Lines with "conversions": pull these out of the listing below.

----------------

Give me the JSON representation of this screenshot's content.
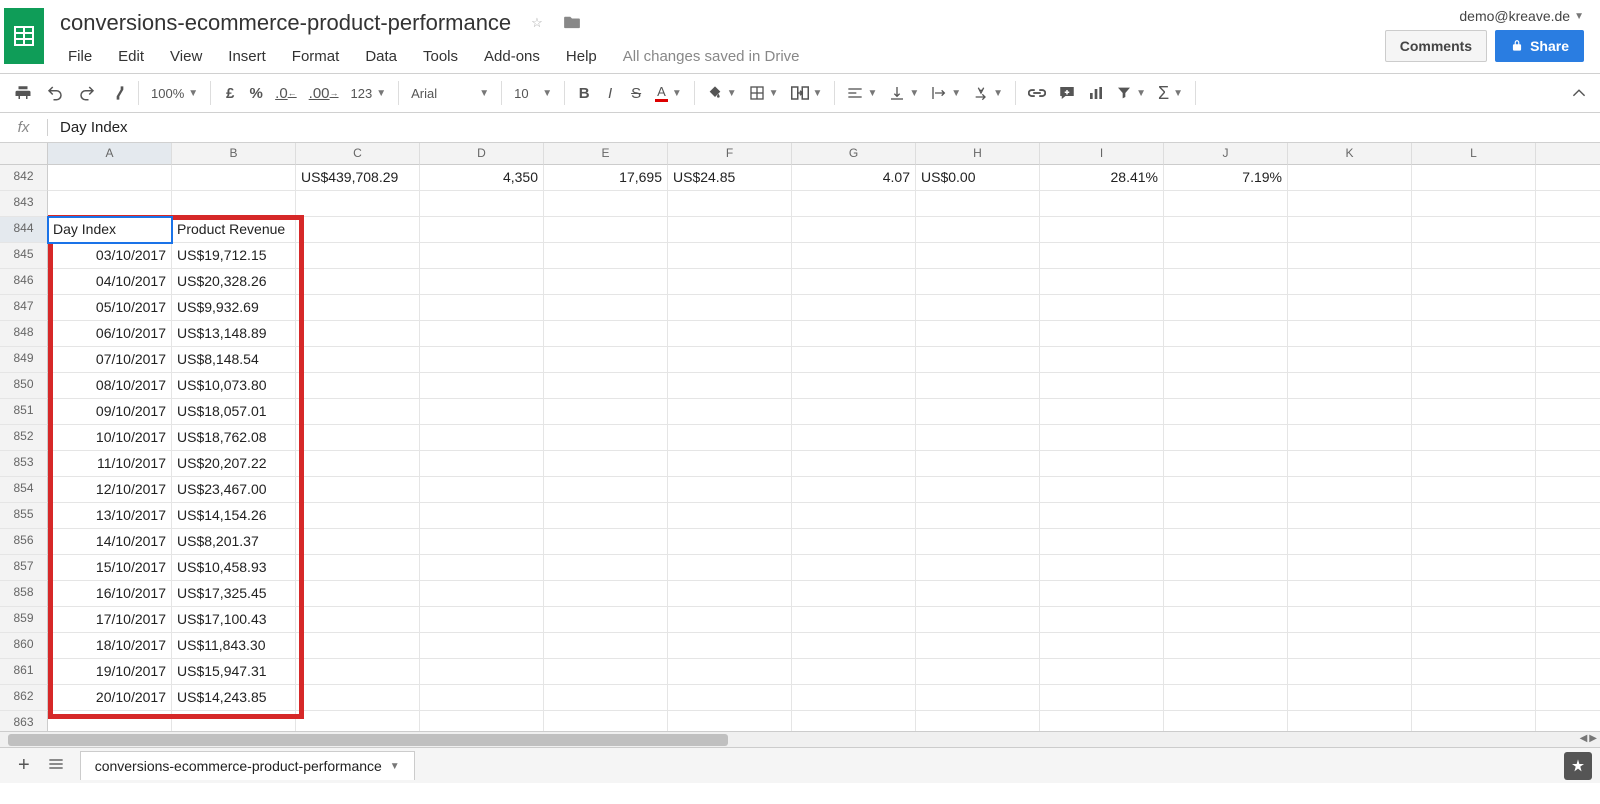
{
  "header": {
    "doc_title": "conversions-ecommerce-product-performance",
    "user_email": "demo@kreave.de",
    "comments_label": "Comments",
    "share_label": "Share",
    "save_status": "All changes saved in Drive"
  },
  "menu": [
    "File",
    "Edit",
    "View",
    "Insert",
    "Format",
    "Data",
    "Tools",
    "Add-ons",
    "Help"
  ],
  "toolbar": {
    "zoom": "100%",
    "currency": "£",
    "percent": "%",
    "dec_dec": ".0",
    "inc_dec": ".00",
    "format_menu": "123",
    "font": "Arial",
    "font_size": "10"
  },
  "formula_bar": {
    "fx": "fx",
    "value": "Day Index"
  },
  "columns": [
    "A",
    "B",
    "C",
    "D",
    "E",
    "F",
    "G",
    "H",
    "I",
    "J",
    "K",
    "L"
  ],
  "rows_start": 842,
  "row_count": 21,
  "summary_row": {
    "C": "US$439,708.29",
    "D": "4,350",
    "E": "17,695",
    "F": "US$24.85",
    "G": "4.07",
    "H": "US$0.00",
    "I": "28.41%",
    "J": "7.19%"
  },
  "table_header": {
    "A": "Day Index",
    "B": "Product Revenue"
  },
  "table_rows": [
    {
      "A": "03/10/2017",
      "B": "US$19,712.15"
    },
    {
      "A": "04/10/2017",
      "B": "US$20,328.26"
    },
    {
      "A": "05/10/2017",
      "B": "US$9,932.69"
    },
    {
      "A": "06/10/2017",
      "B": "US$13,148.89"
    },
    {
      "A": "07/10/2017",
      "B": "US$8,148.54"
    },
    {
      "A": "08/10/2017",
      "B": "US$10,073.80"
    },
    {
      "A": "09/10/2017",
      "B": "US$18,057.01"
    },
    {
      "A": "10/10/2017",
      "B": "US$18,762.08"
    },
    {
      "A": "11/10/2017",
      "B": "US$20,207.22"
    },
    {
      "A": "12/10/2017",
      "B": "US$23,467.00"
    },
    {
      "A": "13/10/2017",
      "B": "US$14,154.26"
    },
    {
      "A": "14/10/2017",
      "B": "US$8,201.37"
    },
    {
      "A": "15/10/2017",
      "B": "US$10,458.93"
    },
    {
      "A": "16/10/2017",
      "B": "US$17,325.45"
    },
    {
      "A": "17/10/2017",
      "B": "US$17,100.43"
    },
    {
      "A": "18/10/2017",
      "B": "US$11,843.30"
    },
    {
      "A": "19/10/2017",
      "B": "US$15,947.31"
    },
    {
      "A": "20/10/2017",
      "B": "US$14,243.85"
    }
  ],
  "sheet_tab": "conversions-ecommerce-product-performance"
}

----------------

> [Solution to this task]:
    "doc_title": "conversions-ecommerce-product-performance",
  "sheet_tab": "conversions-ecommerce-product-performance"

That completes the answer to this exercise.